»»

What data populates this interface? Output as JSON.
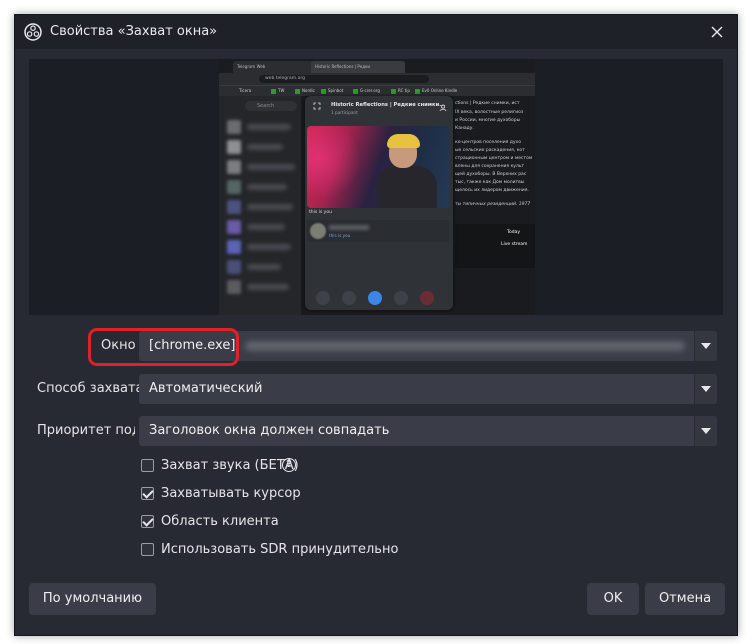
{
  "window": {
    "title": "Свойства «Захват окна»",
    "icon": "obs-icon",
    "close_icon": "close-icon"
  },
  "preview": {
    "browser": {
      "tabs": [
        {
          "label": "Telegram Web"
        },
        {
          "label": "Historic Reflections | Редки"
        }
      ],
      "url": "web.telegram.org",
      "bookmarks": [
        "Ticera",
        "TW",
        "Nordic",
        "Spinbot",
        "G-crer.org",
        "RC tip",
        "Ev0 Online Kindle"
      ]
    },
    "telegram": {
      "search_placeholder": "Search",
      "call_title": "Historic Reflections | Редкие снимки...",
      "call_subtitle": "1 participant",
      "self_label": "this is you",
      "tile_sub": "this is you",
      "content_lines": [
        "ctions | Редкие снимки, ист",
        "IX века, волостные религиоз",
        "и России, многие духоборы",
        "Канаду.",
        "ко-центров поселения духо",
        "ые сельские раскадения, кот",
        "страционным центром и местом",
        "влены для сохранения культ",
        "щей духоборы. В Верхних рас",
        "тыс, также как Дом молитвы",
        "щелось их лидером движения.",
        "ты типичных резиденций. 1977",
        "Today",
        "Live stream"
      ]
    }
  },
  "fields": {
    "window": {
      "label": "Окно",
      "value": "[chrome.exe]:"
    },
    "capture_method": {
      "label": "Способ захвата",
      "value": "Автоматический"
    },
    "priority": {
      "label": "Приоритет под",
      "value": "Заголовок окна должен совпадать"
    }
  },
  "checkboxes": [
    {
      "label": "Захват звука (БЕТА)",
      "checked": false
    },
    {
      "label": "Захватывать курсор",
      "checked": true
    },
    {
      "label": "Область клиента",
      "checked": true
    },
    {
      "label": "Использовать SDR принудительно",
      "checked": false
    }
  ],
  "buttons": {
    "defaults": "По умолчанию",
    "ok": "OK",
    "cancel": "Отмена"
  },
  "colors": {
    "background": "#272a33",
    "highlight": "#e0202a",
    "accent_blue": "#3b86e8"
  }
}
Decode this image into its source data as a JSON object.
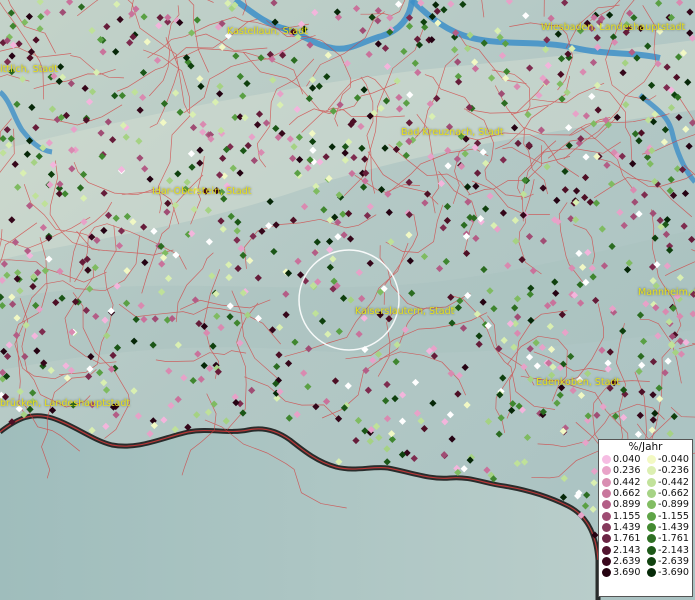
{
  "map": {
    "cities": [
      {
        "id": "kastellaun",
        "label": "Kastellaun, Stadt"
      },
      {
        "id": "wiesbaden",
        "label": "Wiesbaden, Landeshauptstadt"
      },
      {
        "id": "wittlich",
        "label": "ittlich, Stadt"
      },
      {
        "id": "bad-kreuznach",
        "label": "Bad Kreuznach, Stadt"
      },
      {
        "id": "idar-oberstein",
        "label": "Idar-Oberstein, Stadt"
      },
      {
        "id": "mannheim",
        "label": "Mannheim, S"
      },
      {
        "id": "kaiserslautern",
        "label": "Kaiserslautern, Stadt"
      },
      {
        "id": "edenkoben",
        "label": "Edenkoben, Stadt"
      },
      {
        "id": "saarbruecken",
        "label": "brücken, Landeshauptstadt"
      }
    ],
    "point_colors": {
      "pos": [
        "#f3b5dc",
        "#e7a2c8",
        "#d98ab0",
        "#c9729b",
        "#b35d86",
        "#a04d74",
        "#7e2c4f",
        "#661d3a",
        "#4d0f25",
        "#35071a",
        "#250313"
      ],
      "neg": [
        "#f1f8c4",
        "#d9efb1",
        "#bfe199",
        "#a5d283",
        "#7fbb61",
        "#5aa044",
        "#3f862f",
        "#2b6c21",
        "#1b5617",
        "#0f400e",
        "#062708"
      ]
    }
  },
  "legend": {
    "title": "%/Jahr",
    "positive": [
      {
        "value": "0.040",
        "color": "#f6bde3"
      },
      {
        "value": "0.236",
        "color": "#e9a4c9"
      },
      {
        "value": "0.442",
        "color": "#d98eb2"
      },
      {
        "value": "0.662",
        "color": "#c9779d"
      },
      {
        "value": "0.899",
        "color": "#b35f87"
      },
      {
        "value": "1.155",
        "color": "#9f4c73"
      },
      {
        "value": "1.439",
        "color": "#853a5c"
      },
      {
        "value": "1.761",
        "color": "#6b2444"
      },
      {
        "value": "2.143",
        "color": "#531530"
      },
      {
        "value": "2.639",
        "color": "#3a081d"
      },
      {
        "value": "3.690",
        "color": "#260311"
      }
    ],
    "negative": [
      {
        "value": "-0.040",
        "color": "#f3f9c3"
      },
      {
        "value": "-0.236",
        "color": "#dcefb2"
      },
      {
        "value": "-0.442",
        "color": "#c2e29b"
      },
      {
        "value": "-0.662",
        "color": "#a6d385"
      },
      {
        "value": "-0.899",
        "color": "#82bd63"
      },
      {
        "value": "-1.155",
        "color": "#5fa447"
      },
      {
        "value": "-1.439",
        "color": "#438a31"
      },
      {
        "value": "-1.761",
        "color": "#2f7023"
      },
      {
        "value": "-2.143",
        "color": "#1e5918"
      },
      {
        "value": "-2.639",
        "color": "#11430f"
      },
      {
        "value": "-3.690",
        "color": "#062a08"
      }
    ]
  }
}
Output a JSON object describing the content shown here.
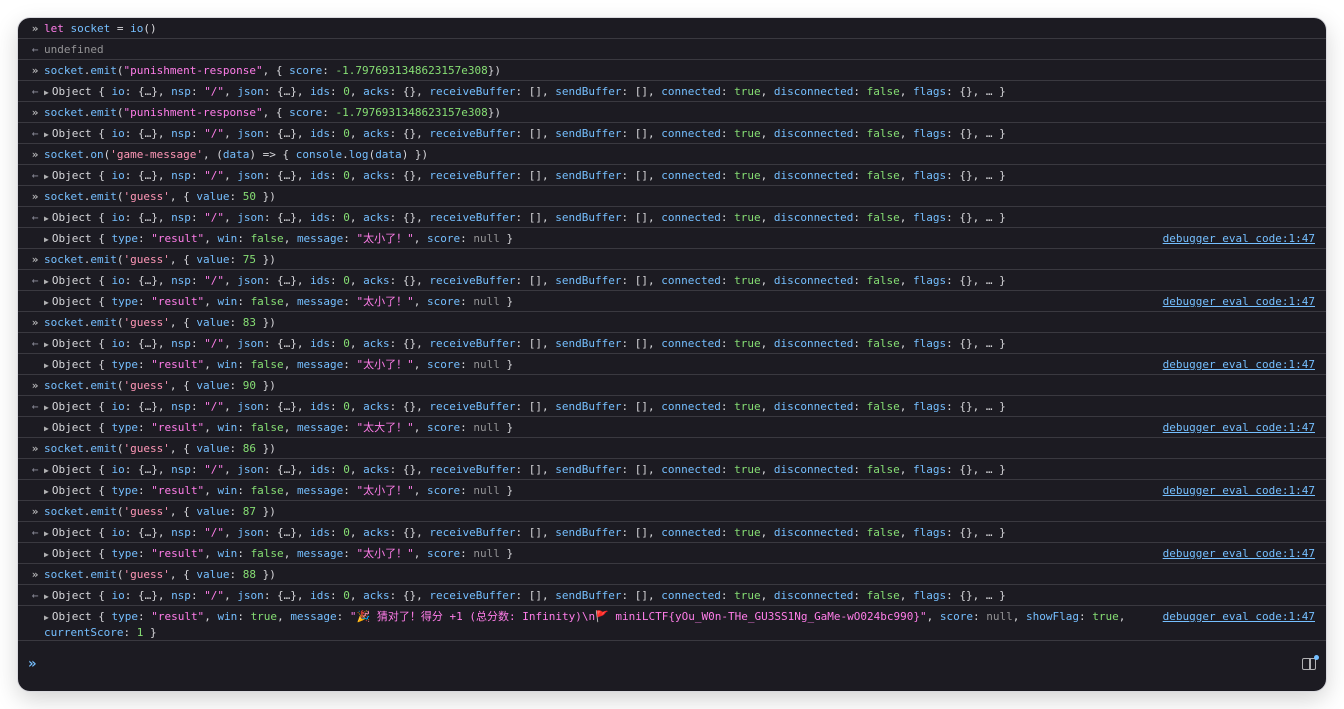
{
  "console": {
    "rows": [
      {
        "kind": "inp",
        "text": "let socket = io()"
      },
      {
        "kind": "ret",
        "text": "undefined",
        "undef": true
      },
      {
        "kind": "inp",
        "text": "socket.emit(\"punishment-response\", { score: -1.7976931348623157e308})"
      },
      {
        "kind": "ret",
        "text": "Object { io: {…}, nsp: \"/\", json: {…}, ids: 0, acks: {}, receiveBuffer: [], sendBuffer: [], connected: true, disconnected: false, flags: {}, … }"
      },
      {
        "kind": "inp",
        "text": "socket.emit(\"punishment-response\", { score: -1.7976931348623157e308})"
      },
      {
        "kind": "ret",
        "text": "Object { io: {…}, nsp: \"/\", json: {…}, ids: 0, acks: {}, receiveBuffer: [], sendBuffer: [], connected: true, disconnected: false, flags: {}, … }"
      },
      {
        "kind": "inp",
        "text": "socket.on('game-message', (data) => { console.log(data) })"
      },
      {
        "kind": "ret",
        "text": "Object { io: {…}, nsp: \"/\", json: {…}, ids: 0, acks: {}, receiveBuffer: [], sendBuffer: [], connected: true, disconnected: false, flags: {}, … }"
      },
      {
        "kind": "inp",
        "text": "socket.emit('guess', { value: 50 })"
      },
      {
        "kind": "ret",
        "text": "Object { io: {…}, nsp: \"/\", json: {…}, ids: 0, acks: {}, receiveBuffer: [], sendBuffer: [], connected: true, disconnected: false, flags: {}, … }"
      },
      {
        "kind": "out",
        "text": "Object { type: \"result\", win: false, message: \"太小了！\", score: null }",
        "src": "debugger eval code:1:47"
      },
      {
        "kind": "inp",
        "text": "socket.emit('guess', { value: 75 })"
      },
      {
        "kind": "ret",
        "text": "Object { io: {…}, nsp: \"/\", json: {…}, ids: 0, acks: {}, receiveBuffer: [], sendBuffer: [], connected: true, disconnected: false, flags: {}, … }"
      },
      {
        "kind": "out",
        "text": "Object { type: \"result\", win: false, message: \"太小了！\", score: null }",
        "src": "debugger eval code:1:47"
      },
      {
        "kind": "inp",
        "text": "socket.emit('guess', { value: 83 })"
      },
      {
        "kind": "ret",
        "text": "Object { io: {…}, nsp: \"/\", json: {…}, ids: 0, acks: {}, receiveBuffer: [], sendBuffer: [], connected: true, disconnected: false, flags: {}, … }"
      },
      {
        "kind": "out",
        "text": "Object { type: \"result\", win: false, message: \"太小了！\", score: null }",
        "src": "debugger eval code:1:47"
      },
      {
        "kind": "inp",
        "text": "socket.emit('guess', { value: 90 })"
      },
      {
        "kind": "ret",
        "text": "Object { io: {…}, nsp: \"/\", json: {…}, ids: 0, acks: {}, receiveBuffer: [], sendBuffer: [], connected: true, disconnected: false, flags: {}, … }"
      },
      {
        "kind": "out",
        "text": "Object { type: \"result\", win: false, message: \"太大了！\", score: null }",
        "src": "debugger eval code:1:47"
      },
      {
        "kind": "inp",
        "text": "socket.emit('guess', { value: 86 })"
      },
      {
        "kind": "ret",
        "text": "Object { io: {…}, nsp: \"/\", json: {…}, ids: 0, acks: {}, receiveBuffer: [], sendBuffer: [], connected: true, disconnected: false, flags: {}, … }"
      },
      {
        "kind": "out",
        "text": "Object { type: \"result\", win: false, message: \"太小了！\", score: null }",
        "src": "debugger eval code:1:47"
      },
      {
        "kind": "inp",
        "text": "socket.emit('guess', { value: 87 })"
      },
      {
        "kind": "ret",
        "text": "Object { io: {…}, nsp: \"/\", json: {…}, ids: 0, acks: {}, receiveBuffer: [], sendBuffer: [], connected: true, disconnected: false, flags: {}, … }"
      },
      {
        "kind": "out",
        "text": "Object { type: \"result\", win: false, message: \"太小了！\", score: null }",
        "src": "debugger eval code:1:47"
      },
      {
        "kind": "inp",
        "text": "socket.emit('guess', { value: 88 })"
      },
      {
        "kind": "ret",
        "text": "Object { io: {…}, nsp: \"/\", json: {…}, ids: 0, acks: {}, receiveBuffer: [], sendBuffer: [], connected: true, disconnected: false, flags: {}, … }"
      },
      {
        "kind": "out",
        "tall": true,
        "text": "Object { type: \"result\", win: true, message: \"🎉 猜对了！得分 +1 (总分数: Infinity)\\n🚩 miniLCTF{yOu_W0n-THe_GU3SS1Ng_GaMe-wO024bc990}\", score: null, showFlag: true, currentScore: 1 }",
        "src": "debugger eval code:1:47"
      }
    ]
  },
  "icons": {
    "input_prompt": "double-chevron-right-icon",
    "return_arrow": "left-arrow-icon",
    "expand": "triangle-right-icon",
    "sidebar_toggle": "sidebar-toggle-icon"
  },
  "colors": {
    "background": "#1c1b22",
    "keyword": "#ff7de9",
    "identifier": "#75bfff",
    "string": "#ff97b7",
    "number": "#86de74",
    "link": "#75bfff"
  }
}
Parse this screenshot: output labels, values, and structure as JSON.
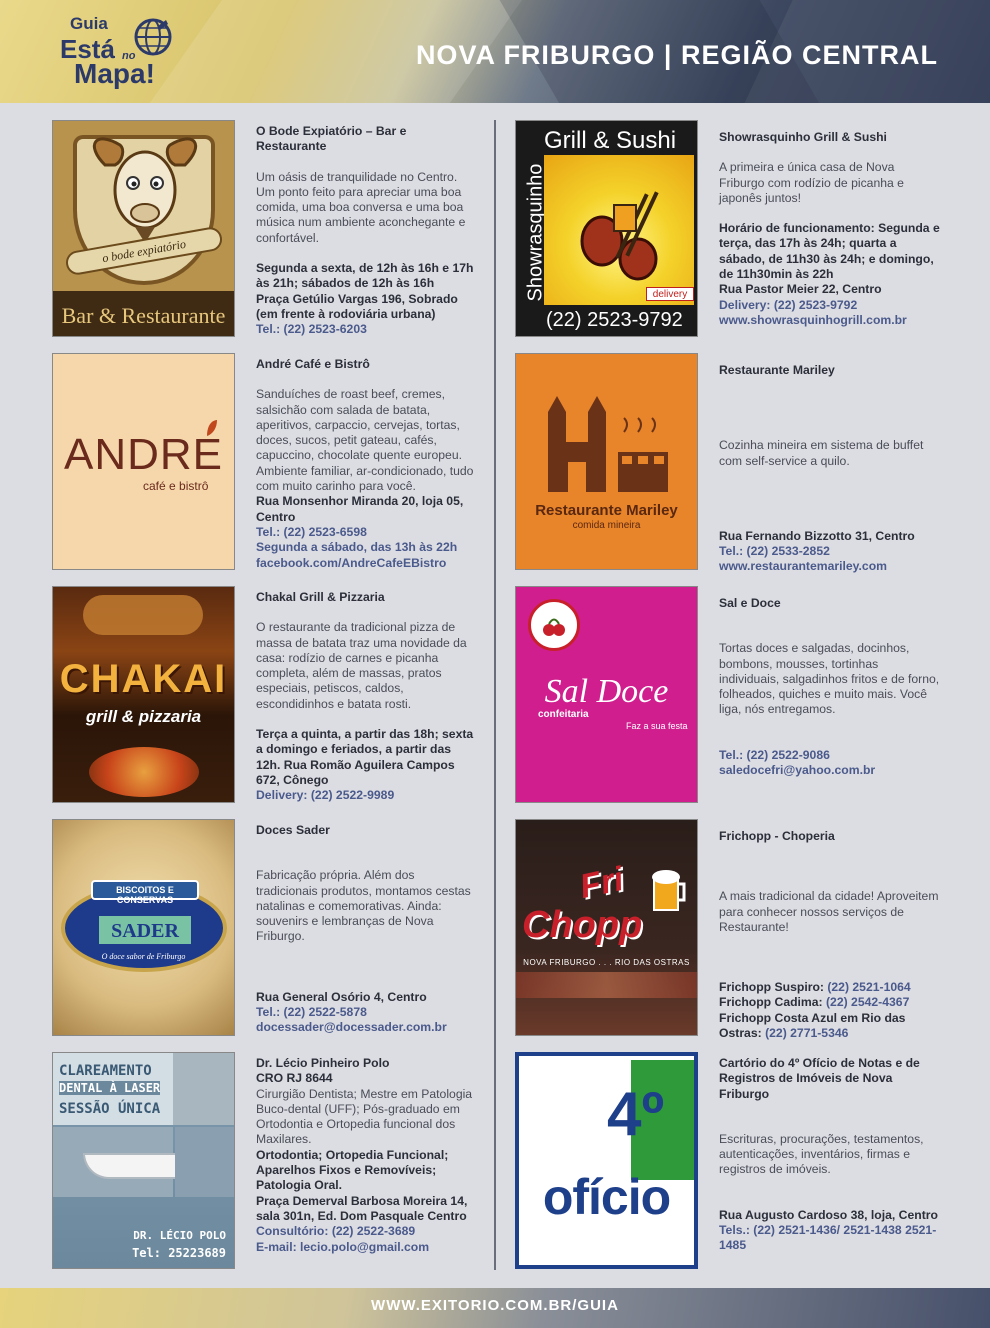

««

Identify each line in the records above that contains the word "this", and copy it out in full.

What data populates this interface? Output as JSON.
      "self_label": "this is you",
      "tile_sub": "this is you",
Decode this image into its source data as a JSON object.
Parse this screenshot: output labels, values, and structure as JSON.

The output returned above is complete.